:: THE DATA

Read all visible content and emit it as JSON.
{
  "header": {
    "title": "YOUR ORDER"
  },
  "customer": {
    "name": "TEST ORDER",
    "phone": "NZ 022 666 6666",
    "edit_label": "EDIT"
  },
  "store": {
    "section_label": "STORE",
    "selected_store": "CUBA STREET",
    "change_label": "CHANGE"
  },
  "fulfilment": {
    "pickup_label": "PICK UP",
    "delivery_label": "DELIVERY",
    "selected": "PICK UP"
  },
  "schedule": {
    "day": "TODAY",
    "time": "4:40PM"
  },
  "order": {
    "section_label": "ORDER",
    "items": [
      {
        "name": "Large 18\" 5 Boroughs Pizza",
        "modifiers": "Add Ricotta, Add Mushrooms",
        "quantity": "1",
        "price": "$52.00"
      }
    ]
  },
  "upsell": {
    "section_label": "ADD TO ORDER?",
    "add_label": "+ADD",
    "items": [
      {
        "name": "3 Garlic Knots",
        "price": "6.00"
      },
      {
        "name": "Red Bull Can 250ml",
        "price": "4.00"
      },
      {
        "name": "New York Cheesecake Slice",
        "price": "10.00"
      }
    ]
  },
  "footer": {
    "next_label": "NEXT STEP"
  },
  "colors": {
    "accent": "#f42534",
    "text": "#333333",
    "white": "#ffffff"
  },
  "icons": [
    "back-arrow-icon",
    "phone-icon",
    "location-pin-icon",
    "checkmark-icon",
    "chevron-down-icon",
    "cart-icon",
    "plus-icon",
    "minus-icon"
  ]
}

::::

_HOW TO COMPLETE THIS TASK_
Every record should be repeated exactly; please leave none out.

_WRITTEN RESPONSE_
Read all visible content and emit it as JSON.
{
  "header": {
    "title": "YOUR ORDER"
  },
  "customer": {
    "name": "TEST ORDER",
    "phone": "NZ 022 666 6666",
    "edit_label": "EDIT"
  },
  "store": {
    "section_label": "STORE",
    "selected_store": "CUBA STREET",
    "change_label": "CHANGE"
  },
  "fulfilment": {
    "pickup_label": "PICK UP",
    "delivery_label": "DELIVERY",
    "selected": "PICK UP"
  },
  "schedule": {
    "day": "TODAY",
    "time": "4:40PM"
  },
  "order": {
    "section_label": "ORDER",
    "items": [
      {
        "name": "Large 18\" 5 Boroughs Pizza",
        "modifiers": "Add Ricotta, Add Mushrooms",
        "quantity": "1",
        "price": "$52.00"
      }
    ]
  },
  "upsell": {
    "section_label": "ADD TO ORDER?",
    "add_label": "+ADD",
    "items": [
      {
        "name": "3 Garlic Knots",
        "price": "6.00"
      },
      {
        "name": "Red Bull Can 250ml",
        "price": "4.00"
      },
      {
        "name": "New York Cheesecake Slice",
        "price": "10.00"
      }
    ]
  },
  "footer": {
    "next_label": "NEXT STEP"
  },
  "colors": {
    "accent": "#f42534",
    "text": "#333333",
    "white": "#ffffff"
  },
  "icons": [
    "back-arrow-icon",
    "phone-icon",
    "location-pin-icon",
    "checkmark-icon",
    "chevron-down-icon",
    "cart-icon",
    "plus-icon",
    "minus-icon"
  ]
}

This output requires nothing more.